- [Exercise aim]:
For the string "label", work out how many lines of the data contain it and give that number with nothing added.

- [Exercise materials]:

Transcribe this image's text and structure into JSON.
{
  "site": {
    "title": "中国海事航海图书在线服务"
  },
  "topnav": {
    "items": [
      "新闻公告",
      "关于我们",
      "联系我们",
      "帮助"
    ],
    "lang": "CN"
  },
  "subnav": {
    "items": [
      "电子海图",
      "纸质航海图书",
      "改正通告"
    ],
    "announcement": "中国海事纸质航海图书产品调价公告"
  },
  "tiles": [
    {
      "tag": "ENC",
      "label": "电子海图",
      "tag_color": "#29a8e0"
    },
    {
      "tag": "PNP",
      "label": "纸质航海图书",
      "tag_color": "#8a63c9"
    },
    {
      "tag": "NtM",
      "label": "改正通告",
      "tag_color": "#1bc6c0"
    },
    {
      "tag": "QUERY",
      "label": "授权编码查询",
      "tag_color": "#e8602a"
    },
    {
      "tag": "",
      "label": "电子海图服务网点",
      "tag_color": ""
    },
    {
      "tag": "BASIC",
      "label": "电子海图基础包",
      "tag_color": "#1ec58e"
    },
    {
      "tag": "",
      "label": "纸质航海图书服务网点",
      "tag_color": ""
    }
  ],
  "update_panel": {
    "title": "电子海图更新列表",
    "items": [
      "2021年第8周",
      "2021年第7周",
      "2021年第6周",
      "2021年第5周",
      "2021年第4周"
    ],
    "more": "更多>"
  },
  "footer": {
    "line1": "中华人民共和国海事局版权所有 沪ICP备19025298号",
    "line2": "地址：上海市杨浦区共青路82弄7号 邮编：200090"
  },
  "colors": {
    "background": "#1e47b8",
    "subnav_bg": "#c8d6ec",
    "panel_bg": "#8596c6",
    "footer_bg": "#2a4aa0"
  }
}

- [Response to the task]:
7